(Problem statement)
Exactly as they appear, set down all of the records.

Start of Listed records

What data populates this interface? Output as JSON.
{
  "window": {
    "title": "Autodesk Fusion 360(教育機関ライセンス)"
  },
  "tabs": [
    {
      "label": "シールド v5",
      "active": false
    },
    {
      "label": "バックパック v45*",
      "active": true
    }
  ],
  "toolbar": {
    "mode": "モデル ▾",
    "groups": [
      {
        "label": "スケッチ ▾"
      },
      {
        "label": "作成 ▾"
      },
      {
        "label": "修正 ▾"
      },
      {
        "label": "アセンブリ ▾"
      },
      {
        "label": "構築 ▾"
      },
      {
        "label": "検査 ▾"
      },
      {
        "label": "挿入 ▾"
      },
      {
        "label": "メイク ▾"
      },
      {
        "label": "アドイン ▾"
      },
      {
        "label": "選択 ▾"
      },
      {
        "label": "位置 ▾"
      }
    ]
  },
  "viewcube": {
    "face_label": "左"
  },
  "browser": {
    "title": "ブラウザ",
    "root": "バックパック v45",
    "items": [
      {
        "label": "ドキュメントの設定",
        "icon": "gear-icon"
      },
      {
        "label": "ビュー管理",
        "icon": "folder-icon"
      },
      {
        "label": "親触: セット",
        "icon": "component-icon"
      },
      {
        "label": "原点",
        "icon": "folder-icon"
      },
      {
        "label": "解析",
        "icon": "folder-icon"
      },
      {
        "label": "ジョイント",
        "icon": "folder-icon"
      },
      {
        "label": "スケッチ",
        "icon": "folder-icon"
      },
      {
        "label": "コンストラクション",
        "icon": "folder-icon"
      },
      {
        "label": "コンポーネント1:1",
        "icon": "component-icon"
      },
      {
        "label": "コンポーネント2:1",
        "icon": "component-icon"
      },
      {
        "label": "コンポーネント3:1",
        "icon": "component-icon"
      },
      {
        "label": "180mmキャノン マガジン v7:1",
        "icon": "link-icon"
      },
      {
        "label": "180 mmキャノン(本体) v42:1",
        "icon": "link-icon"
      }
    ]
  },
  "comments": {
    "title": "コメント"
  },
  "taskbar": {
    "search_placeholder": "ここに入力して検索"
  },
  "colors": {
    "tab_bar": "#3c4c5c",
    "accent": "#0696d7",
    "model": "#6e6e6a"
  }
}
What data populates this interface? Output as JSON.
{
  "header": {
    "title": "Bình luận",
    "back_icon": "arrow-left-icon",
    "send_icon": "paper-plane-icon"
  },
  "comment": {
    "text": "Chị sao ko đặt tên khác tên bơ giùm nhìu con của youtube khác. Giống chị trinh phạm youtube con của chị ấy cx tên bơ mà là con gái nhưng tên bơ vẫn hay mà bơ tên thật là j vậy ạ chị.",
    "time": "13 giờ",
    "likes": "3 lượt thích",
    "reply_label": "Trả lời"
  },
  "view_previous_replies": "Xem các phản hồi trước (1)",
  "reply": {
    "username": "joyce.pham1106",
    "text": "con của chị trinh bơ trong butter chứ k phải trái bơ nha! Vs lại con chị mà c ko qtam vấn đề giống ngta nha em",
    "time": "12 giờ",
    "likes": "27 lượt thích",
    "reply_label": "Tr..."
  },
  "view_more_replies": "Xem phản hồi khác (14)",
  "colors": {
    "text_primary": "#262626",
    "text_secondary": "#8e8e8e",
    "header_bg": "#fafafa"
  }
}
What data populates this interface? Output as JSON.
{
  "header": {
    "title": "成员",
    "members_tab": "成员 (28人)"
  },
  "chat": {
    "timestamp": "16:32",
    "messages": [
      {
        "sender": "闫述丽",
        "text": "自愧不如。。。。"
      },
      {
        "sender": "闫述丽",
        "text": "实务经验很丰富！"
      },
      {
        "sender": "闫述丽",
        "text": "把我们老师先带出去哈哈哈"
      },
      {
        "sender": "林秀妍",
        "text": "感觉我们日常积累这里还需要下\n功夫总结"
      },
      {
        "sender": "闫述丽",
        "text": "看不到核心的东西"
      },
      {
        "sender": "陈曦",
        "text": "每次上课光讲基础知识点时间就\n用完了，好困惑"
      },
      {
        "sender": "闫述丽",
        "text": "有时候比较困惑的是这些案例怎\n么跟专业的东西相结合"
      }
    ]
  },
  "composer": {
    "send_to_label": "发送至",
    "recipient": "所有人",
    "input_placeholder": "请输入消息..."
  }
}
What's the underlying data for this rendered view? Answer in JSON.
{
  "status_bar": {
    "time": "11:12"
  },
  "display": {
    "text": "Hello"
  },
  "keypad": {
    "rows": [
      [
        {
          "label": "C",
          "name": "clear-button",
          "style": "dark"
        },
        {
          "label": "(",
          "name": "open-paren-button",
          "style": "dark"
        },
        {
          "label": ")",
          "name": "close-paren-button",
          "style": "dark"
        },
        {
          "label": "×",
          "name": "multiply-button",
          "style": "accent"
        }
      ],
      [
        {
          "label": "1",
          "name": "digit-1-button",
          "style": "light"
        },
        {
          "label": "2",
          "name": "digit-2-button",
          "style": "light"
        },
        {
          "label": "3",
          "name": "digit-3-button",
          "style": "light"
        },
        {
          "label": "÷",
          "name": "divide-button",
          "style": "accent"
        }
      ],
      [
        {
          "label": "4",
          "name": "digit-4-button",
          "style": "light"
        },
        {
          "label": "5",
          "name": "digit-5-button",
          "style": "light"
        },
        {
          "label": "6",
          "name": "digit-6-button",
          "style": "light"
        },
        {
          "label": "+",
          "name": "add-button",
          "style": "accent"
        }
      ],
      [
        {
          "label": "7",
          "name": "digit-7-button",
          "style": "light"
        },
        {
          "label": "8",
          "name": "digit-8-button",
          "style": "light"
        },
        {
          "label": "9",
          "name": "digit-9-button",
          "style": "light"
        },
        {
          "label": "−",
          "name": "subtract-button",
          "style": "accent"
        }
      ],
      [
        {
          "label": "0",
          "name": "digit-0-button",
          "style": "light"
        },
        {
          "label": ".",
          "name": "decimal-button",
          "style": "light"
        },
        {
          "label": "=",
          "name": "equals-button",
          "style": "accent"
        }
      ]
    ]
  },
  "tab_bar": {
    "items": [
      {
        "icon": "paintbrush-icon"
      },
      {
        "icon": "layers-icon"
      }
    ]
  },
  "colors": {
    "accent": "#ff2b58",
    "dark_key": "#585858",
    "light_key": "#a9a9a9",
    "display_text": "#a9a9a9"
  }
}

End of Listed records

(Answer section)
What data populates this interface? Output as JSON.
{
  "window": {
    "title": "Autodesk Fusion 360(教育機関ライセンス)"
  },
  "tabs": [
    {
      "label": "シールド v5",
      "active": false
    },
    {
      "label": "バックパック v45*",
      "active": true
    }
  ],
  "toolbar": {
    "mode": "モデル ▾",
    "groups": [
      {
        "label": "スケッチ ▾"
      },
      {
        "label": "作成 ▾"
      },
      {
        "label": "修正 ▾"
      },
      {
        "label": "アセンブリ ▾"
      },
      {
        "label": "構築 ▾"
      },
      {
        "label": "検査 ▾"
      },
      {
        "label": "挿入 ▾"
      },
      {
        "label": "メイク ▾"
      },
      {
        "label": "アドイン ▾"
      },
      {
        "label": "選択 ▾"
      },
      {
        "label": "位置 ▾"
      }
    ]
  },
  "viewcube": {
    "face_label": "左"
  },
  "browser": {
    "title": "ブラウザ",
    "root": "バックパック v45",
    "items": [
      {
        "label": "ドキュメントの設定",
        "icon": "gear-icon"
      },
      {
        "label": "ビュー管理",
        "icon": "folder-icon"
      },
      {
        "label": "親触: セット",
        "icon": "component-icon"
      },
      {
        "label": "原点",
        "icon": "folder-icon"
      },
      {
        "label": "解析",
        "icon": "folder-icon"
      },
      {
        "label": "ジョイント",
        "icon": "folder-icon"
      },
      {
        "label": "スケッチ",
        "icon": "folder-icon"
      },
      {
        "label": "コンストラクション",
        "icon": "folder-icon"
      },
      {
        "label": "コンポーネント1:1",
        "icon": "component-icon"
      },
      {
        "label": "コンポーネント2:1",
        "icon": "component-icon"
      },
      {
        "label": "コンポーネント3:1",
        "icon": "component-icon"
      },
      {
        "label": "180mmキャノン マガジン v7:1",
        "icon": "link-icon"
      },
      {
        "label": "180 mmキャノン(本体) v42:1",
        "icon": "link-icon"
      }
    ]
  },
  "comments": {
    "title": "コメント"
  },
  "taskbar": {
    "search_placeholder": "ここに入力して検索"
  },
  "colors": {
    "tab_bar": "#3c4c5c",
    "accent": "#0696d7",
    "model": "#6e6e6a"
  }
}
What data populates this interface? Output as JSON.
{
  "header": {
    "title": "Bình luận",
    "back_icon": "arrow-left-icon",
    "send_icon": "paper-plane-icon"
  },
  "comment": {
    "text": "Chị sao ko đặt tên khác tên bơ giùm nhìu con của youtube khác. Giống chị trinh phạm youtube con của chị ấy cx tên bơ mà là con gái nhưng tên bơ vẫn hay mà bơ tên thật là j vậy ạ chị.",
    "time": "13 giờ",
    "likes": "3 lượt thích",
    "reply_label": "Trả lời"
  },
  "view_previous_replies": "Xem các phản hồi trước (1)",
  "reply": {
    "username": "joyce.pham1106",
    "text": "con của chị trinh bơ trong butter chứ k phải trái bơ nha! Vs lại con chị mà c ko qtam vấn đề giống ngta nha em",
    "time": "12 giờ",
    "likes": "27 lượt thích",
    "reply_label": "Tr..."
  },
  "view_more_replies": "Xem phản hồi khác (14)",
  "colors": {
    "text_primary": "#262626",
    "text_secondary": "#8e8e8e",
    "header_bg": "#fafafa"
  }
}
What data populates this interface? Output as JSON.
{
  "header": {
    "title": "成员",
    "members_tab": "成员 (28人)"
  },
  "chat": {
    "timestamp": "16:32",
    "messages": [
      {
        "sender": "闫述丽",
        "text": "自愧不如。。。。"
      },
      {
        "sender": "闫述丽",
        "text": "实务经验很丰富！"
      },
      {
        "sender": "闫述丽",
        "text": "把我们老师先带出去哈哈哈"
      },
      {
        "sender": "林秀妍",
        "text": "感觉我们日常积累这里还需要下\n功夫总结"
      },
      {
        "sender": "闫述丽",
        "text": "看不到核心的东西"
      },
      {
        "sender": "陈曦",
        "text": "每次上课光讲基础知识点时间就\n用完了，好困惑"
      },
      {
        "sender": "闫述丽",
        "text": "有时候比较困惑的是这些案例怎\n么跟专业的东西相结合"
      }
    ]
  },
  "composer": {
    "send_to_label": "发送至",
    "recipient": "所有人",
    "input_placeholder": "请输入消息..."
  }
}
What's the underlying data for this rendered view? Answer in JSON.
{
  "status_bar": {
    "time": "11:12"
  },
  "display": {
    "text": "Hello"
  },
  "keypad": {
    "rows": [
      [
        {
          "label": "C",
          "name": "clear-button",
          "style": "dark"
        },
        {
          "label": "(",
          "name": "open-paren-button",
          "style": "dark"
        },
        {
          "label": ")",
          "name": "close-paren-button",
          "style": "dark"
        },
        {
          "label": "×",
          "name": "multiply-button",
          "style": "accent"
        }
      ],
      [
        {
          "label": "1",
          "name": "digit-1-button",
          "style": "light"
        },
        {
          "label": "2",
          "name": "digit-2-button",
          "style": "light"
        },
        {
          "label": "3",
          "name": "digit-3-button",
          "style": "light"
        },
        {
          "label": "÷",
          "name": "divide-button",
          "style": "accent"
        }
      ],
      [
        {
          "label": "4",
          "name": "digit-4-button",
          "style": "light"
        },
        {
          "label": "5",
          "name": "digit-5-button",
          "style": "light"
        },
        {
          "label": "6",
          "name": "digit-6-button",
          "style": "light"
        },
        {
          "label": "+",
          "name": "add-button",
          "style": "accent"
        }
      ],
      [
        {
          "label": "7",
          "name": "digit-7-button",
          "style": "light"
        },
        {
          "label": "8",
          "name": "digit-8-button",
          "style": "light"
        },
        {
          "label": "9",
          "name": "digit-9-button",
          "style": "light"
        },
        {
          "label": "−",
          "name": "subtract-button",
          "style": "accent"
        }
      ],
      [
        {
          "label": "0",
          "name": "digit-0-button",
          "style": "light"
        },
        {
          "label": ".",
          "name": "decimal-button",
          "style": "light"
        },
        {
          "label": "=",
          "name": "equals-button",
          "style": "accent"
        }
      ]
    ]
  },
  "tab_bar": {
    "items": [
      {
        "icon": "paintbrush-icon"
      },
      {
        "icon": "layers-icon"
      }
    ]
  },
  "colors": {
    "accent": "#ff2b58",
    "dark_key": "#585858",
    "light_key": "#a9a9a9",
    "display_text": "#a9a9a9"
  }
}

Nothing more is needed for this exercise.